Wow! I am sooo very interested in hearing more about your experience with making this recipe, as you’ve described here!!! Your explanations and choice products to use sound very intriguing. Maybe you could please send me a copy of your final recipe when you do try this (if it works); so that I might try with my littles? We all have a slight sensitivity in the skin level in our family group. Thank you very much for your enlightenment on this subject! The Best way to send me a mssg that won’t be considered ‘junk’ would be through my blogs “Contact..” Page via main link is my highlighted name above my comment here– THANX Again!
Grow grow grow says
Just made this with Sanex kids body wash and it worked like a charm 🙂 Thank you very much!
Julie M says
I’ve been looking at ideas for playdough with essential oils, specifically to make something which would be good as a stress-reliever to help combat older children’s travel sickness (I wouldn’t have thought it would be a good idea to give to younger kids in the car, unsupervised) . I know there is a “putty” already available for such purposes, but I can’t see that lasting more than five minutes before it gets dropped and all furry and dirty (and that’s probably just me)! Which is why I’m looking to make something myself so I can make it fresh each time. I knew that a silkier-type of playdough could be made with hair conditioner, which is what led me here in the first place.

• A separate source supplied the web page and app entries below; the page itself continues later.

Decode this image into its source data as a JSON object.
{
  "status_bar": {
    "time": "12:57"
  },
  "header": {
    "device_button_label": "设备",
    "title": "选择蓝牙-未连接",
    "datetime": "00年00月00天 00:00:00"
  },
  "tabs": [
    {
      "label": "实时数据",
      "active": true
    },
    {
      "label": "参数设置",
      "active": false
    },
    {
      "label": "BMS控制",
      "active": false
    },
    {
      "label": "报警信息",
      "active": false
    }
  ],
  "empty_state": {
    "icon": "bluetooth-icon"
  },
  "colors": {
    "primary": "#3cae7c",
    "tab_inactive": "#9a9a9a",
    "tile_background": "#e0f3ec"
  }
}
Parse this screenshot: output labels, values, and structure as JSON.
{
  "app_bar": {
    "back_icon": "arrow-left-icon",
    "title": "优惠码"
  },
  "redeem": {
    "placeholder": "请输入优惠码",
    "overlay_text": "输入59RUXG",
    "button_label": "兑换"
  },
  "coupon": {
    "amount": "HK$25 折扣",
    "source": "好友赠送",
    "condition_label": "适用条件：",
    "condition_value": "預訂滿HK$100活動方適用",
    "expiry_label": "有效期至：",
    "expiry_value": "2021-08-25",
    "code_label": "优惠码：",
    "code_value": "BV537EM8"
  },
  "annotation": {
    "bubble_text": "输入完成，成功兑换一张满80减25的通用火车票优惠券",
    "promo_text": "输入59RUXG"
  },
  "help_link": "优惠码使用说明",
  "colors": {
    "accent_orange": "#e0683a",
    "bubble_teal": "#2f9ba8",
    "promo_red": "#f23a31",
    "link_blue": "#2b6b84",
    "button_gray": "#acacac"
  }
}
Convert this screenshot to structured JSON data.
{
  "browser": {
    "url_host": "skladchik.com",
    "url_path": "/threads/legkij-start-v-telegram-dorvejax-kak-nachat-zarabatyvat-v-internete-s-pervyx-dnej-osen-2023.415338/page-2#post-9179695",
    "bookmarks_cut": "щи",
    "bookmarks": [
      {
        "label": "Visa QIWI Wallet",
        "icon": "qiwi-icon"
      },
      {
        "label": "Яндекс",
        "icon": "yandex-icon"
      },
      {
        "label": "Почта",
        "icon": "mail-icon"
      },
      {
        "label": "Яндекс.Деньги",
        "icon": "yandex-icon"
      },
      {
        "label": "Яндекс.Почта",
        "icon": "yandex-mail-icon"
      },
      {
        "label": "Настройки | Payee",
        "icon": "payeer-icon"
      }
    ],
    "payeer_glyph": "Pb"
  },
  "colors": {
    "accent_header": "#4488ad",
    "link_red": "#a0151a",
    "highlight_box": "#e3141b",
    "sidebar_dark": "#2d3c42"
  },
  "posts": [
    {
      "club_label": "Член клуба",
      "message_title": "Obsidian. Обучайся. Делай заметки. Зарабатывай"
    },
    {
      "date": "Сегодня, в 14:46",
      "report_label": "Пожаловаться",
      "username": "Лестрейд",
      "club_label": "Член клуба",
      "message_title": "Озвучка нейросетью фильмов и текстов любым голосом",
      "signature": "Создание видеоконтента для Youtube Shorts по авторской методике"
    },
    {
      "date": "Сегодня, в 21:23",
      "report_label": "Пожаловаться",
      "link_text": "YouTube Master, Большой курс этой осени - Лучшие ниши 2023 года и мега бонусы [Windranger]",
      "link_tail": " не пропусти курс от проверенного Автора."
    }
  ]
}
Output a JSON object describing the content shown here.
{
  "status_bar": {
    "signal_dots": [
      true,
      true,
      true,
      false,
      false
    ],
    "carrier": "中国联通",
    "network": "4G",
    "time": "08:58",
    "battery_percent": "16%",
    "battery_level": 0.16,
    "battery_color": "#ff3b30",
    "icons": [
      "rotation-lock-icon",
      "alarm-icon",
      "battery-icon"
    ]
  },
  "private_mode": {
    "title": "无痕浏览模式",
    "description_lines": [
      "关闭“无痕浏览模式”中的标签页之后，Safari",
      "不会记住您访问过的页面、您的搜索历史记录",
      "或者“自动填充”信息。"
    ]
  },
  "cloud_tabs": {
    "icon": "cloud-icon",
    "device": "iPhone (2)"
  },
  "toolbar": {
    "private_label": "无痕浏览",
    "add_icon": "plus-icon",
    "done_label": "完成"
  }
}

Reading through, the suggestions people have made about what variations to try are amazing. I just wondered if anyone had tried making this kind of playdough with essential oils? On paper, it seems like it could be dead easy! Also, does anyone have any experience of aromatherapy oils and could suggest what I might use (and have any idea what colour would you make it so that it didn’t make you feel more vomity!)? Thank you! Julie
Love it!! says
Um could I use Cera ve???
It’s a wonderful cream that sinks deep into your skin and makes it so soft and smooth.
Hi there I love your site and was really excited to try the play dough for sensitive skin. I used Doublebase cream and cornflour, didn’t turn out very well. I kneaded for ages but it was very crumbly. I added a little more cream and kneaded again but to no avail. Any thoughts on how I can achieve soft silky dough? Am I doing something wrong? Many thanks Kitty x
Cornflour is not the same as cornstarch, that is probably the problem.
I just tried this with my 4 year old having made it using E45 cream and it worked well. It feels different to playdough and she’s been enjoying standing on it as she says it feels silky between her toes. Thanks for the recipe!
I tried this with coconut oil…. It sort of works.. the dough is soft until you squeeze it. then it just crumbles slightly and feels a bit like squeezing condensed cotton wool. I tried adding more oil, it just goes too liquidy.
Any suggestions anyone. want to keep it edible.